Ate Malou’s stories told to me from March 22 to April 21 illustrate how, at the level of the barangay, leaders are making deliberate choices for the good of those in need, and are willing to do the work necessary to surmount the crisis. Strong women leaders like her also encourage patience and the importance of moral issues like priority to the more disadvantaged among them to the extent of self-sacrifice. Considering the pre-existing life-threatening conditions that have subjected poorer communities to a precarious way of life long before COVID-19 happened, they are doing what they can collectively to help everyone.
Balikatan’s active women contribute greatly to mutual help and solidarity. They make a point of monitoring government programs in their community to ensure proper and fair implementation.
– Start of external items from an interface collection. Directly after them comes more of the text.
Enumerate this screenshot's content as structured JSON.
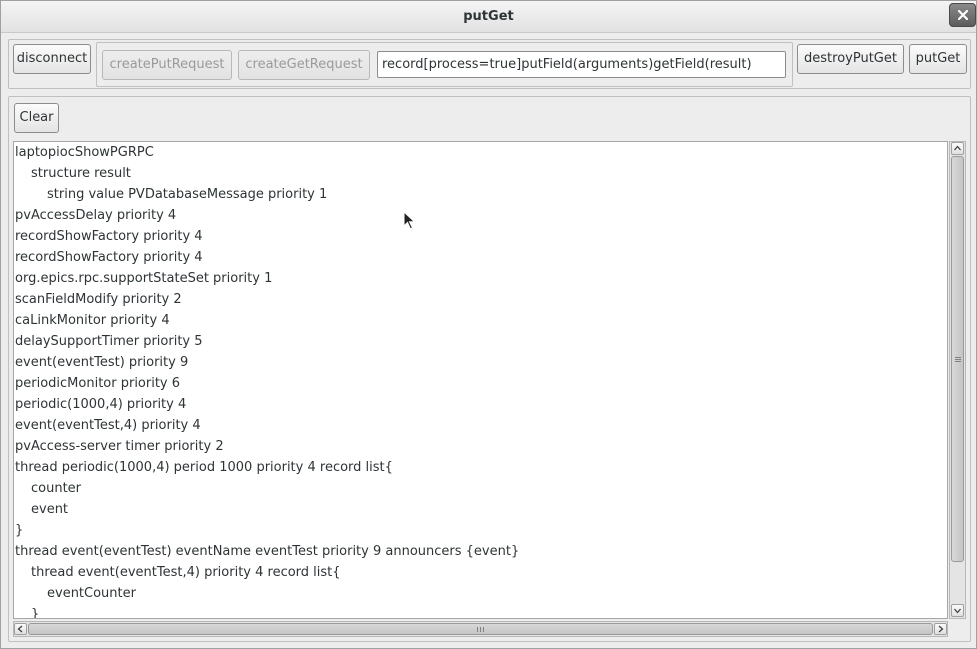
{
  "window": {
    "title": "putGet"
  },
  "toolbar": {
    "disconnect_label": "disconnect",
    "create_put_request_label": "createPutRequest",
    "create_get_request_label": "createGetRequest",
    "request_value": "record[process=true]putField(arguments)getField(result)",
    "destroy_put_get_label": "destroyPutGet",
    "put_get_label": "putGet"
  },
  "output": {
    "clear_label": "Clear",
    "lines": [
      {
        "indent": 0,
        "text": "laptopiocShowPGRPC"
      },
      {
        "indent": 1,
        "text": "structure result"
      },
      {
        "indent": 2,
        "text": "string value PVDatabaseMessage priority 1"
      },
      {
        "indent": 0,
        "text": "pvAccessDelay priority 4"
      },
      {
        "indent": 0,
        "text": "recordShowFactory priority 4"
      },
      {
        "indent": 0,
        "text": "recordShowFactory priority 4"
      },
      {
        "indent": 0,
        "text": "org.epics.rpc.supportStateSet priority 1"
      },
      {
        "indent": 0,
        "text": "scanFieldModify priority 2"
      },
      {
        "indent": 0,
        "text": "caLinkMonitor priority 4"
      },
      {
        "indent": 0,
        "text": "delaySupportTimer priority 5"
      },
      {
        "indent": 0,
        "text": "event(eventTest) priority 9"
      },
      {
        "indent": 0,
        "text": "periodicMonitor priority 6"
      },
      {
        "indent": 0,
        "text": "periodic(1000,4) priority 4"
      },
      {
        "indent": 0,
        "text": "event(eventTest,4) priority 4"
      },
      {
        "indent": 0,
        "text": "pvAccess-server timer priority 2"
      },
      {
        "indent": 0,
        "text": "thread periodic(1000,4) period 1000 priority 4 record list{"
      },
      {
        "indent": 1,
        "text": "counter"
      },
      {
        "indent": 1,
        "text": "event"
      },
      {
        "indent": 0,
        "text": "}"
      },
      {
        "indent": 0,
        "text": "thread event(eventTest) eventName eventTest priority 9 announcers {event}"
      },
      {
        "indent": 1,
        "text": "thread event(eventTest,4) priority 4 record list{"
      },
      {
        "indent": 2,
        "text": "eventCounter"
      },
      {
        "indent": 1,
        "text": "}"
      }
    ]
  },
  "icons": {
    "close": "close-icon",
    "scroll_up": "arrow-up-icon",
    "scroll_down": "arrow-down-icon",
    "scroll_left": "arrow-left-icon",
    "scroll_right": "arrow-right-icon",
    "pointer": "mouse-pointer-icon"
  }
}
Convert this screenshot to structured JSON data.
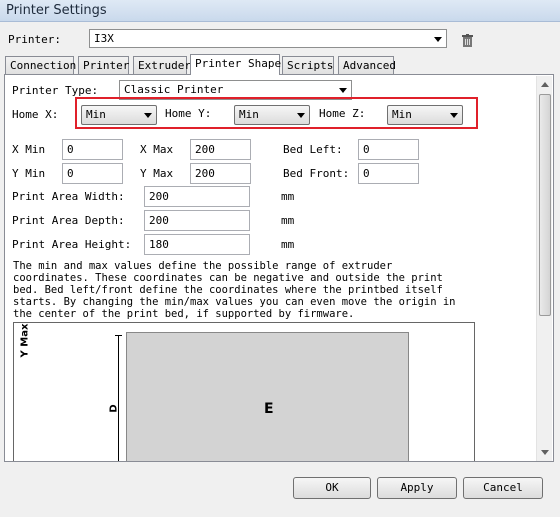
{
  "window": {
    "title": "Printer Settings"
  },
  "printer": {
    "label": "Printer:",
    "value": "I3X"
  },
  "tabs": [
    "Connection",
    "Printer",
    "Extruder",
    "Printer Shape",
    "Scripts",
    "Advanced"
  ],
  "shape": {
    "printer_type_label": "Printer Type:",
    "printer_type_value": "Classic Printer",
    "home_x_label": "Home X:",
    "home_x_value": "Min",
    "home_y_label": "Home Y:",
    "home_y_value": "Min",
    "home_z_label": "Home Z:",
    "home_z_value": "Min",
    "x_min_label": "X Min",
    "x_min": "0",
    "x_max_label": "X Max",
    "x_max": "200",
    "bed_left_label": "Bed Left:",
    "bed_left": "0",
    "y_min_label": "Y Min",
    "y_min": "0",
    "y_max_label": "Y Max",
    "y_max": "200",
    "bed_front_label": "Bed Front:",
    "bed_front": "0",
    "width_label": "Print Area Width:",
    "width": "200",
    "width_unit": "mm",
    "depth_label": "Print Area Depth:",
    "depth": "200",
    "depth_unit": "mm",
    "height_label": "Print Area Height:",
    "height": "180",
    "height_unit": "mm",
    "description": "The min and max values define the possible range of extruder coordinates. These coordinates can be negative and outside the print bed. Bed left/front define the coordinates where the printbed itself starts. By changing the min/max values you can even move the origin in the center of the print bed, if supported by firmware."
  },
  "diagram": {
    "y_label": "Y Max",
    "d_label": "D",
    "e_label": "E"
  },
  "buttons": {
    "ok": "OK",
    "apply": "Apply",
    "cancel": "Cancel"
  }
}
The importance of local groups organizing themselves as part of the barangay’s civil society component comes to the fore.
While leaders walking around the community may endanger their health, it seems like the looseness of physical distancing for local leaders at least can be quite beneficial to their social situation. As a group in Brgy 178 who learned the lessons of issue-based community organizing from UPA, their NGO partner, Balikatan retained previously established clusters which figured out how the Social Amelioration Program money could be allocated fairly among them. This consensus strategy thereby avoided the usual complaints of favoritism and unfairness. Since the proximity-based groups serve as the first touch-point to each household, neighborhood clusters can to form their own workable practices of solidarity, and exercise their chosen strategies for agency and survival to make sure everyone’s needs are met. Barangay governance benefits from partnering with these community organizations with their active women leaders and members. – Rappler.com
Marilou Aquino is a housewife and community leader. She was Business Manager of Camarin Balikatan Community Association Inc. for 11 years before becoming its Secretary in 2011. In 2004 the Caloocan Mayor appointed her a Sitio Uno leader of Brgy 178.
Regina Bautista is pursuing a PhD in Anthropology at the University of the Philippines-Diliman. She is a lecturer in ballet and dance studies, and is Managing Director of the Cultural Center of the Philippines Choreographers Series.
Bautista was introduced to and interviewed Aquino through Urban Poor Associates as part of the Engaged Anthropology class of Prof. Mary Racelis. Aquino verified and approved the write-up prepared by Bautista. The authors would also like to acknowledge Prof. Racelis’ guidance and feedback throughout the writing of this article.